The Tulane baseball team found its Sunday starter against Houston on a chilly, windy day at Turchin Stadium.

But the Green Wave came oh-so-close to achieving much more before a heated conclusion to a crazy series that featured a rare ejection of coach Travis Jewett and some customary wildness out of the bullpen.

With a chance to sweep the Cougars in what would have been a transformative weekend, the Wave lost 5-3 in the second half of a doubleheader caused by a rainy Saturday when it could not hold on to a 2-0 lead freshman pitcher Josh Bates handed it.

Three relievers combined to walk four batters and hit another as Houston scored five times in the final three innings, including a pair of four-pitch free passes by Will McAffer (0-3) in the ninth.

Jewett was especially frustrated with the walks.

“I’d be a lottery winner if I had that answer right now,” he said. “The park just played to contact today with the way the flags were blowing. You could almost just throw it in there and let them hit it. You can’t defend the walk.”

A win would have pulled Tulane into a first-place tie in the American Athletic Conference less than 48 hours after it was next-to-last in the league standings and trending down, trailing Houston 13-3 in the sixth inning of Friday night’s opener before rallying for a jaw-dropping 17-16 victory.

Instead, Tulane (16-21, 6-6 AAC) fell into a tie for sixth in the tightly bunched race, one game behind co-leaders Houston (21-14, 7-5), South Florida and Cincinnati. The Wave, which beat the Cougars 2-0 in the opener of the doubleheader earlier Sunday, missed several opportunities to finish them off.

Bates struck out nine through six innings in his first weekend start, allowing zero runs to that point.

“I was getting a lot of first-pitch strikes and found a groove,” he said. “I felt pretty confident out there.”

Tulane imploded when he left with runners on first and second and one out in the seventh.

After Houston went ahead 3-2 with three quick runs, the Wave’s Kody Hoese tied it with a two-out RBI single in the bottom half, but third-base umpire Matthew Hensel called catcher Acy Owen out as he slid into third base.

Owen leaped up to argue, and Jewett was tossed for the first time this season when he came out to defend him.

“I saw the throw was going to be on the left side of the bag, so I tried to slide to the other side and get my hand in,” Owen said. “I thought I did.”

Said Jewett: “I saw safe. I thought it was a missed call.”
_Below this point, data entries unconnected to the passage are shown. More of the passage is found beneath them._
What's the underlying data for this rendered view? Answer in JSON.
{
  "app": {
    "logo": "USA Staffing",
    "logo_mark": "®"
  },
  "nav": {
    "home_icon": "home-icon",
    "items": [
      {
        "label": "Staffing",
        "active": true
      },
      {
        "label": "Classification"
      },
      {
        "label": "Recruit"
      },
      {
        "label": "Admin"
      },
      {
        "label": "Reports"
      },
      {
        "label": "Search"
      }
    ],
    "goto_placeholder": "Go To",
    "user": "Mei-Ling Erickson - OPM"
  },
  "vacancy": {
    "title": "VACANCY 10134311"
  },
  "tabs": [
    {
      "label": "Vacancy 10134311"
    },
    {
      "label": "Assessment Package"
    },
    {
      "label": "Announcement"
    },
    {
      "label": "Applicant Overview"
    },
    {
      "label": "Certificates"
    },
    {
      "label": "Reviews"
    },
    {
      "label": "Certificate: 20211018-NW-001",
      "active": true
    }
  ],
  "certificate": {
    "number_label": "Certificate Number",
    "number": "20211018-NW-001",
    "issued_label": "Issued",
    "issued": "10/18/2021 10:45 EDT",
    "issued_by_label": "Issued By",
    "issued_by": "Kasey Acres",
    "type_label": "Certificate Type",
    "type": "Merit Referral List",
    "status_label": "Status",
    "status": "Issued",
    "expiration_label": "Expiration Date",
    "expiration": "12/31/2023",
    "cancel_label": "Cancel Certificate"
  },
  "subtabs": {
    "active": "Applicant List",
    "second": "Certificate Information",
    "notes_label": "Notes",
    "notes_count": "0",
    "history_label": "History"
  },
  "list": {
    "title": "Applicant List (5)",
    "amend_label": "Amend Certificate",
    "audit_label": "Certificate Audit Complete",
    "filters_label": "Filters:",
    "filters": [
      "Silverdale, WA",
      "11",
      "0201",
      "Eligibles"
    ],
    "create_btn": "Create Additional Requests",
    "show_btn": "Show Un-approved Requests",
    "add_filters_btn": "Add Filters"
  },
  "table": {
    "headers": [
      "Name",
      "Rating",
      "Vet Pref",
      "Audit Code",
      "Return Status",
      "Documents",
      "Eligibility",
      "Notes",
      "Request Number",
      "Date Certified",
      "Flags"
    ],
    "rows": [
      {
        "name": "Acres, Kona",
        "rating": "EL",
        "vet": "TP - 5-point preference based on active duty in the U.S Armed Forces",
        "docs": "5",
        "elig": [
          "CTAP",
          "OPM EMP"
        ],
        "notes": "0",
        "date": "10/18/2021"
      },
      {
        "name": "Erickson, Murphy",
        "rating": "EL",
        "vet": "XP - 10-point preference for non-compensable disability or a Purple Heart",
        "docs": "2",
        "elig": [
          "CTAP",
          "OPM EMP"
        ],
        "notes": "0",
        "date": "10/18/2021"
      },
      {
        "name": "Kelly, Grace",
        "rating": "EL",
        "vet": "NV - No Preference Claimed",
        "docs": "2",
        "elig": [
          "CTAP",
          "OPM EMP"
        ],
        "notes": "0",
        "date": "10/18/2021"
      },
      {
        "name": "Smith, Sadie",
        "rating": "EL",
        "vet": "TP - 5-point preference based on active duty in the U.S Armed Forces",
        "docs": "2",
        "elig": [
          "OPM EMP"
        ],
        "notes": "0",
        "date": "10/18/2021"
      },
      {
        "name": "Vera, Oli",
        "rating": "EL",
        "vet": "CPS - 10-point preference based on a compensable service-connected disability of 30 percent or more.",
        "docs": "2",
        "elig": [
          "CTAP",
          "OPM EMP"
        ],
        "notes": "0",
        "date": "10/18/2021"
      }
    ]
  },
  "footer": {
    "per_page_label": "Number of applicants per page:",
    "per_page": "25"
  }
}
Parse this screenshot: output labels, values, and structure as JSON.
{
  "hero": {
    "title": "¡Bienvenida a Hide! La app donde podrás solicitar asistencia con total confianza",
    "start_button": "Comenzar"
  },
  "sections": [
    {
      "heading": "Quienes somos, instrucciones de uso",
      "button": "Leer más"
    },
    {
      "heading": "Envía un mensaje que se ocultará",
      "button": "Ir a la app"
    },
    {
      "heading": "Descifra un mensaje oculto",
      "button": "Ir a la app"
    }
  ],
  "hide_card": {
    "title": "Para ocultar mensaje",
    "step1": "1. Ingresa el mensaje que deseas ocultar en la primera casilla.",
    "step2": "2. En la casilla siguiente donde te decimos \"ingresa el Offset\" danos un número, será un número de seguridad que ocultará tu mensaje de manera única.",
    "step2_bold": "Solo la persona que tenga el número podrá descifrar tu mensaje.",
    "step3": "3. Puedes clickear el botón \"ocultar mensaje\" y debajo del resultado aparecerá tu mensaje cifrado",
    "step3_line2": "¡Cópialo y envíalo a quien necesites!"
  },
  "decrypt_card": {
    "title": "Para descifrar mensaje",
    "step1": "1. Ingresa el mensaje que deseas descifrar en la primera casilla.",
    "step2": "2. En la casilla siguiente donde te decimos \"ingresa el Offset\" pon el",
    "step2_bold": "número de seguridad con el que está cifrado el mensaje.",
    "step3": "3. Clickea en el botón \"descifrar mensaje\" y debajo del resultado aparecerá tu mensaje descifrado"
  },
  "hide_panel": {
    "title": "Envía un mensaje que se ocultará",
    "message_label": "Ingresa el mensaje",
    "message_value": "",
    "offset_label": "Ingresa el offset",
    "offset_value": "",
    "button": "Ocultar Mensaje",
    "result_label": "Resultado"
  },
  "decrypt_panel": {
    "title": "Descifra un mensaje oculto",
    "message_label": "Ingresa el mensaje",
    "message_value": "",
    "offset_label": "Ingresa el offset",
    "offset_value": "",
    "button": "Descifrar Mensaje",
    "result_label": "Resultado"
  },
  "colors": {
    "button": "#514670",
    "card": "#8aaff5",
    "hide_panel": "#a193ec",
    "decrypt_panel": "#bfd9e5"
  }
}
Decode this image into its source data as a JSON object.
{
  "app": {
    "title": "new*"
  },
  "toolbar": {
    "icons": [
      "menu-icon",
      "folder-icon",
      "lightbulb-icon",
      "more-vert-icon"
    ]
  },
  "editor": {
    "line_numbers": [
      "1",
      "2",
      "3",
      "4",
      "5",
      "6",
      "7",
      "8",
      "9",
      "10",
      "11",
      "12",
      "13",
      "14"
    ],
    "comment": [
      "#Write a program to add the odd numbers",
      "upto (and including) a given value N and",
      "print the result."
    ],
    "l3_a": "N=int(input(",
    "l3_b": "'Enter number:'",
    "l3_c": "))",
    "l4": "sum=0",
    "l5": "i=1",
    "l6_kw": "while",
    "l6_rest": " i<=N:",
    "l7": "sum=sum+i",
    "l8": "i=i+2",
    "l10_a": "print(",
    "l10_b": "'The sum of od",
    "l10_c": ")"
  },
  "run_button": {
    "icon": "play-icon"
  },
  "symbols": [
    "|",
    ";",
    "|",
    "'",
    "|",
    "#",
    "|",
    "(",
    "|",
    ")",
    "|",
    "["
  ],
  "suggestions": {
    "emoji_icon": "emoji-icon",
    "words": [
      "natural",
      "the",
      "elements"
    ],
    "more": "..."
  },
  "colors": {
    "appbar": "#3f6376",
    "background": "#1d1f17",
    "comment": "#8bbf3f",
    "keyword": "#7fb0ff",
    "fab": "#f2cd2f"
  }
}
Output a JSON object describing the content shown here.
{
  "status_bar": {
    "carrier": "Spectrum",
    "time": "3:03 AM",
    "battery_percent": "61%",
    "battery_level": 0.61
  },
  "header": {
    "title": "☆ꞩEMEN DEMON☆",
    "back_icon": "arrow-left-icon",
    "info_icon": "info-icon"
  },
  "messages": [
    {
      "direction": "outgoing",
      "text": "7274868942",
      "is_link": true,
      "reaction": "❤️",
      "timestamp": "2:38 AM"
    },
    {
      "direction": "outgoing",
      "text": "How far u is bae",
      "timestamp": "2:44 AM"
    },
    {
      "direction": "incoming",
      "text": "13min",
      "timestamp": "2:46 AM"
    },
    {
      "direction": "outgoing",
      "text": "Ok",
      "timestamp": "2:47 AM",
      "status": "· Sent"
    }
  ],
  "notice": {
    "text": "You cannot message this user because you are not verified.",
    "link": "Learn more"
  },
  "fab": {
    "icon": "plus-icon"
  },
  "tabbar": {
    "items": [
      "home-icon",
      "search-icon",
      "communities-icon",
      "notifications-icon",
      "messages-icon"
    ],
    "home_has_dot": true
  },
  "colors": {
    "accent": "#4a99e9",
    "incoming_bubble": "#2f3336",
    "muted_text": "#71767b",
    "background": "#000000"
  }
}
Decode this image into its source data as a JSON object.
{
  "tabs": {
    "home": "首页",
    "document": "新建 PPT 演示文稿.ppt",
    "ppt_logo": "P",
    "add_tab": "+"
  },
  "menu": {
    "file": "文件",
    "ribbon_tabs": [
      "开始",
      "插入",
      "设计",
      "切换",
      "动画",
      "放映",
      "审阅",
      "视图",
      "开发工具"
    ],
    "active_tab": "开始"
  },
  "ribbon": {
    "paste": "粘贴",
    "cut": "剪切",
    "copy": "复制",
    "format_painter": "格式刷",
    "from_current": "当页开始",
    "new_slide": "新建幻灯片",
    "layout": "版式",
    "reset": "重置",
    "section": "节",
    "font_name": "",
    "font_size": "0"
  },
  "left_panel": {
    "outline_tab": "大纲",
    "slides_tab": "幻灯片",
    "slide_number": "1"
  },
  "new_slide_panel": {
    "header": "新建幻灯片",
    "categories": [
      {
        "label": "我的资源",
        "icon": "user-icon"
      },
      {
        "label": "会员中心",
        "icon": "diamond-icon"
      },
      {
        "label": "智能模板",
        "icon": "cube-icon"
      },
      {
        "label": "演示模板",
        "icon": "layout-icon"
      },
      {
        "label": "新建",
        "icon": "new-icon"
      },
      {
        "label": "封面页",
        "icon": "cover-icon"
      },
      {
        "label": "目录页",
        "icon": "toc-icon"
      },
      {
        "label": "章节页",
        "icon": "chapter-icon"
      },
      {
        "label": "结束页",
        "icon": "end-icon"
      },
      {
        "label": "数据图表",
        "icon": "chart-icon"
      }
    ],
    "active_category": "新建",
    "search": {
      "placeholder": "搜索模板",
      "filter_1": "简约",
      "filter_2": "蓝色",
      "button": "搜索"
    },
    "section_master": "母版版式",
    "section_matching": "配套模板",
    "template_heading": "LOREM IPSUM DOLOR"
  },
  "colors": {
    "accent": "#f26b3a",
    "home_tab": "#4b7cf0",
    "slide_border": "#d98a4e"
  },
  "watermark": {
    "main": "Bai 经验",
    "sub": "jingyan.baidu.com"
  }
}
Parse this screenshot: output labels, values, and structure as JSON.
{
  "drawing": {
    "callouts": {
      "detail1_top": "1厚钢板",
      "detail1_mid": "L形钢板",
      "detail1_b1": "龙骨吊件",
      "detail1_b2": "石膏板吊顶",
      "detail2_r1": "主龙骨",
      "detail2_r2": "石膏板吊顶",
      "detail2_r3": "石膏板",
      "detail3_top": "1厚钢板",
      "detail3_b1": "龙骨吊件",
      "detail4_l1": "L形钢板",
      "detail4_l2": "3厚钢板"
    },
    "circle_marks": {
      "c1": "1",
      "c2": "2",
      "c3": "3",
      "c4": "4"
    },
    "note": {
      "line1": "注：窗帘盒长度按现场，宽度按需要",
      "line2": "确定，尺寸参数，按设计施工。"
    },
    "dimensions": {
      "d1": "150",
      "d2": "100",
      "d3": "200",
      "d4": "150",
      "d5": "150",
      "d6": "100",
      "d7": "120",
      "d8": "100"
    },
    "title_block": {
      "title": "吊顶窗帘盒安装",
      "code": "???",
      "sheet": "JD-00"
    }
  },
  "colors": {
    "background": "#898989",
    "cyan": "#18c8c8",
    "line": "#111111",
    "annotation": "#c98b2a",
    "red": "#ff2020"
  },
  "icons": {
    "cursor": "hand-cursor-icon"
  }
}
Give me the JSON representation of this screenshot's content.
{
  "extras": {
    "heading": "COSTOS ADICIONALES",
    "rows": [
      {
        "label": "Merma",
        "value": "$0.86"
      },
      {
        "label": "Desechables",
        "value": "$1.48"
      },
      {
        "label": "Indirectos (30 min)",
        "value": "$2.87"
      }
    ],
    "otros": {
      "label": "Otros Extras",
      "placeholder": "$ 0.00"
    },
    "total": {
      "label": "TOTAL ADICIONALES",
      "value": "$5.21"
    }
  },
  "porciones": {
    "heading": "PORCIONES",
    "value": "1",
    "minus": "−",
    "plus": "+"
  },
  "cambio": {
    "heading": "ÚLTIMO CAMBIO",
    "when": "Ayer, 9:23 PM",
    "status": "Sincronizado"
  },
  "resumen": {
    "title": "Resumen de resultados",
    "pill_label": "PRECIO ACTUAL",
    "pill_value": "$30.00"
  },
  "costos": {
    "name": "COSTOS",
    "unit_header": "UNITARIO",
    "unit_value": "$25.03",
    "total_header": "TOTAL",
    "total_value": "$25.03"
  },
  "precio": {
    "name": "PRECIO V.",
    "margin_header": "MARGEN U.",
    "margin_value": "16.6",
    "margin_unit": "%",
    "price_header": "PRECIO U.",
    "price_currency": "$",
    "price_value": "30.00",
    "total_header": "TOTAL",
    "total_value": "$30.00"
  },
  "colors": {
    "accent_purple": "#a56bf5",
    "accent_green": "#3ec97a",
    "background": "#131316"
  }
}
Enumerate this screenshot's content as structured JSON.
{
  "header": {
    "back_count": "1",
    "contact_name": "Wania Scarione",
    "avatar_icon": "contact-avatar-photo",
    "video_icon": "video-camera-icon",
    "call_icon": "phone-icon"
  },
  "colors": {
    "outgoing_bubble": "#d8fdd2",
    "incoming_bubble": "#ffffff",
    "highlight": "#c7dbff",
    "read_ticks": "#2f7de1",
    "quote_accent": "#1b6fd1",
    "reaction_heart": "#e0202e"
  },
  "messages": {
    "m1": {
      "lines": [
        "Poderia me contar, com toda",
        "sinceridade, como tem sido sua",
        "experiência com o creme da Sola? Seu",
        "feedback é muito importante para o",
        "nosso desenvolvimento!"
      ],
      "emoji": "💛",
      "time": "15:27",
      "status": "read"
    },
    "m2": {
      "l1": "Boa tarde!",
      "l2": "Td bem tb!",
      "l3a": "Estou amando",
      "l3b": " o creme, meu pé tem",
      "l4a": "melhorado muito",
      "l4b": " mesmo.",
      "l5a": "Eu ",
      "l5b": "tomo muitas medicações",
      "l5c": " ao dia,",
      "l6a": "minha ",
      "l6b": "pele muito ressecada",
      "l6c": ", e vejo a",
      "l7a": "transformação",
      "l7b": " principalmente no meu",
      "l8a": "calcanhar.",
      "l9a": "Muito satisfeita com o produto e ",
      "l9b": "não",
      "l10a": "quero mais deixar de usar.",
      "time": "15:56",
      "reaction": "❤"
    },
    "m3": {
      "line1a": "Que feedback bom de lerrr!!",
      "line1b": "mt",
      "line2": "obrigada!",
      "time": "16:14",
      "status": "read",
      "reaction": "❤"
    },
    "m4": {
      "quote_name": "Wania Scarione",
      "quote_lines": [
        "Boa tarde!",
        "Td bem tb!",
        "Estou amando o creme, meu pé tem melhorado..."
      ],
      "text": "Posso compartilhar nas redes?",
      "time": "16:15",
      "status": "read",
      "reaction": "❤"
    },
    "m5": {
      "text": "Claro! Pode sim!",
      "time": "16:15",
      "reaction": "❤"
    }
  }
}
Hensel departed soon after Jewett, leaving to catch a plane as the game finished with only two umpires.

Tulane missed another opportunity when Houston closer Carter Henry (4-1), who surrendered five runs in the ninth on Friday, struck out Tyler Heinrichs with the bases loaded to end the eighth.

The Cougars scored the winning run when a blooper landed just past the outstretched glove of shortstop Sal Gozzo with the bases loaded again. Gozzo then held on to the ball after picking it up, allowing an insurance run to cross the plate.

Keagan Gillies (3-4), who lost two 1-0 games earlier this year, was on the right end of a low-scoring affair earlier Sunday, outdueling Houston’s white-hot Aaron Fletcher. Gillies limited the Cougars to two hits through five innings, stranding runners in scoring position in each of the last four.

The Wave scored two runs off of Fletcher (4-2), who entered with an AAC-best ERA of 1.03 before allowing a season-high eight hits. Jonathon Artigues’ two-out, two-strike single in the third drove in Owen for the only run Tulane would need.

Ben White pitched the final two innings of the seven-inning game for the save, capping off an incredible week. He picked up his first victories of the year in his previous two appearances as Tulane won in walk-off fashion against UNO and Houston.

White was not available later in the day, and Tulane missed a chance to sweep Houston for the first time since 2003.

“Any game you lose isn’t good, but it was a great series win for us,” Artigues said. “We played hard all weekend."

Follow Guerry Smith on Twitter, @guersmith